Previously, portfolio tax rate entities were required under section 31B(2B) to provide information statements to their zero-rated portfolio investors within one month of the end of the relevant period, which in practice was an insufficient period to comply with. Also, quarterly portfolio tax rate entities were required to issue a statement each quarter to zero-rated portfolio investors rather than on an annual basis.
Returns by portfolio tax rate entities
Section 57B(6)(c) of the Tax Administration Act 1994 has been amended to provide an additional month for portfolio tax rate entities that are ceasing to file their final return. This means that such entities have three months rather than the previous two months to provide their final return.
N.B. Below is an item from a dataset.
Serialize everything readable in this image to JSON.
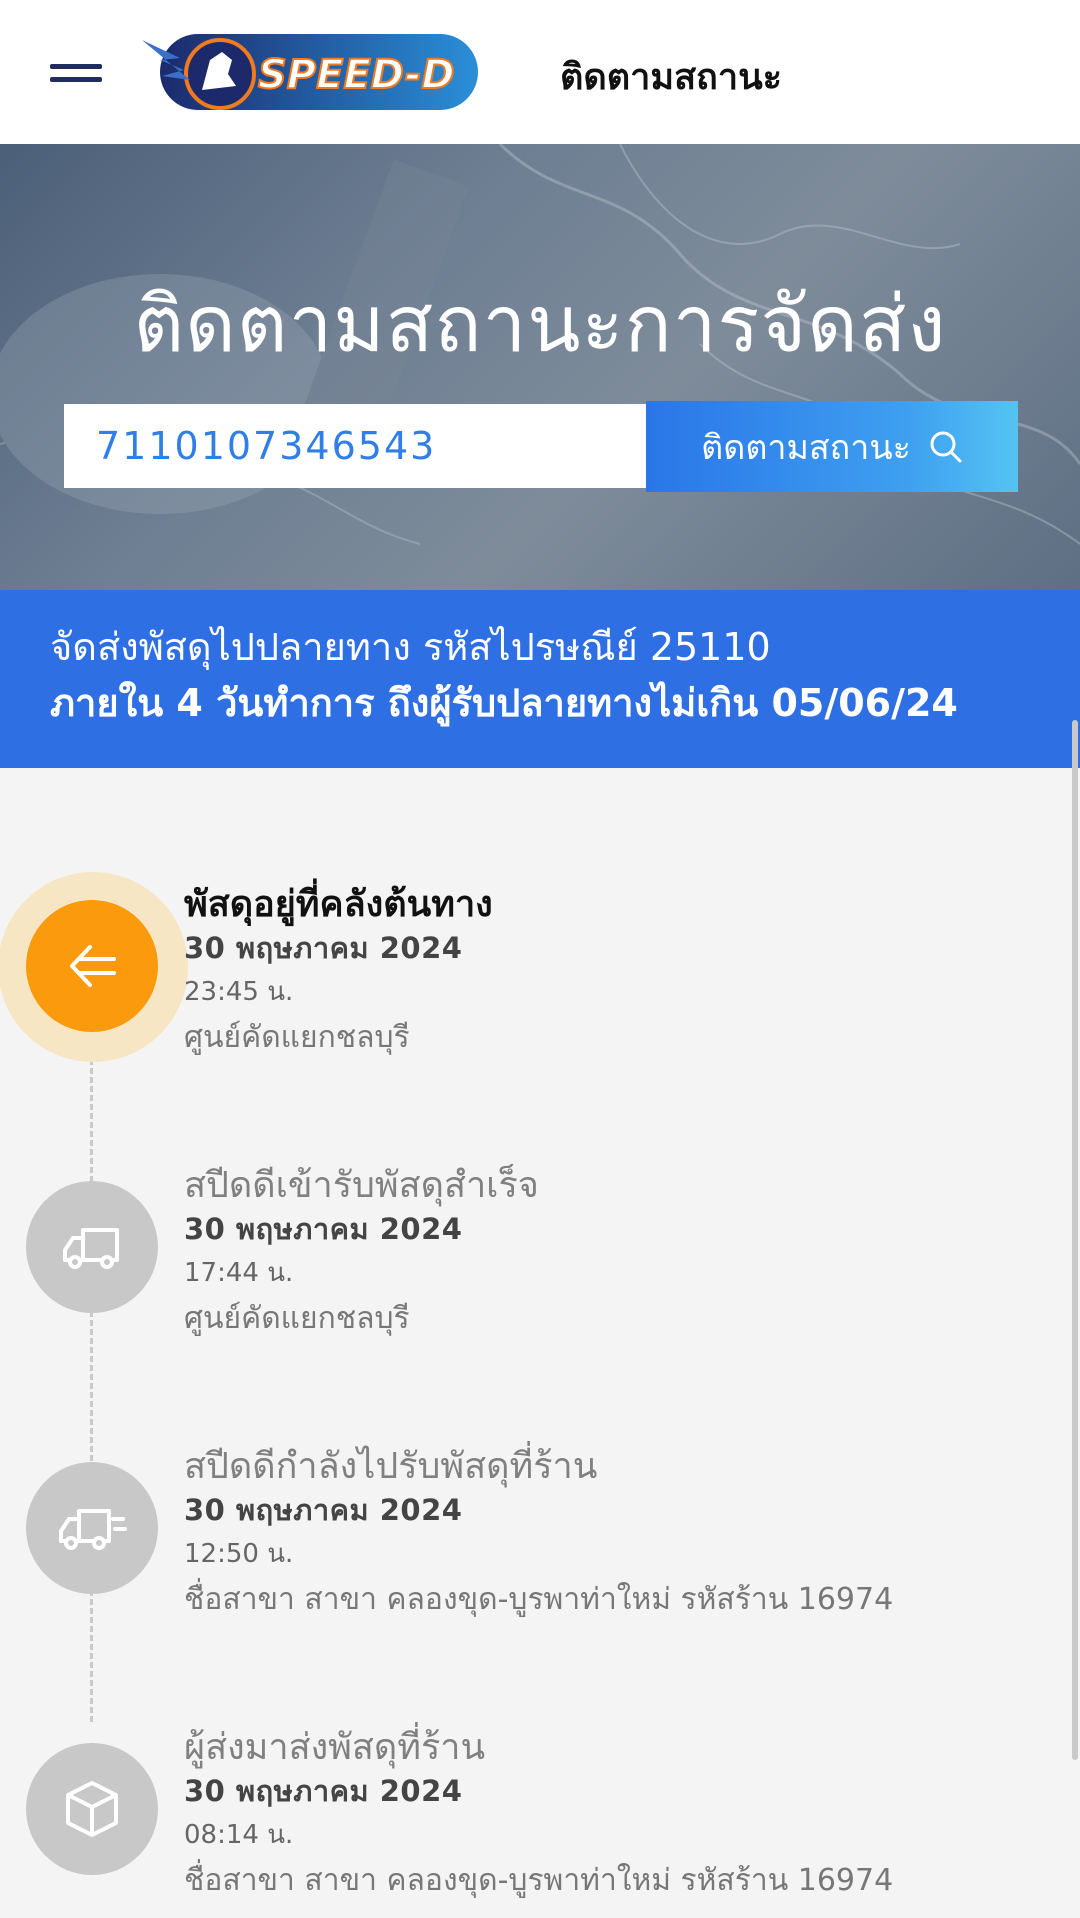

A cross-referencing correction to section 57B has been made in section 61(1C). The amended section 61(1C) requires a portfolio tax rate entity (not being an entity that chooses under section HL 23 to pay provisional tax) to disclose its interests in foreign companies or foreign investment funds by the due date for the entity's return under section 57B(7).
The provision in section 57B, containing the deadlines by when portfolio tax rate entities must perform their responsibilities for investors with portfolio investor exit periods, has been re-enacted as subsection (3B) - the provision previously had incorrectly been located within section 57B(7).
Minor drafting corrections
A number of amendments have been made to correct minor drafting and cross-referencing errors. These include:
- Section HL 6(4)(a) and (b) of the Income Tax Act 2007 and the Income Tax Act 2004, relating to the investor membership requirement, have been amended to include a cross-reference to the paragraph that lists Auckland Regional Holdings.
- Section HL 9(6)(a) and (b) of the Income Tax Act 2007 and the Income Tax Act 2004, relating to the investor interest size requirement, have been amended to include a cross-reference to the paragraph that lists Auckland Regional Holdings.
- Section HL 12(1)(a) of the Income Tax Act 2007 and section HL 11B(1)(a) of the Income Tax Act 2004, relating to unlisted companies choosing to become portfolio listed companies, have been amended so that the reference to an unlisted company needing to have 100 shareholders has changed to an unlisted company needing to have at least 100 shareholders.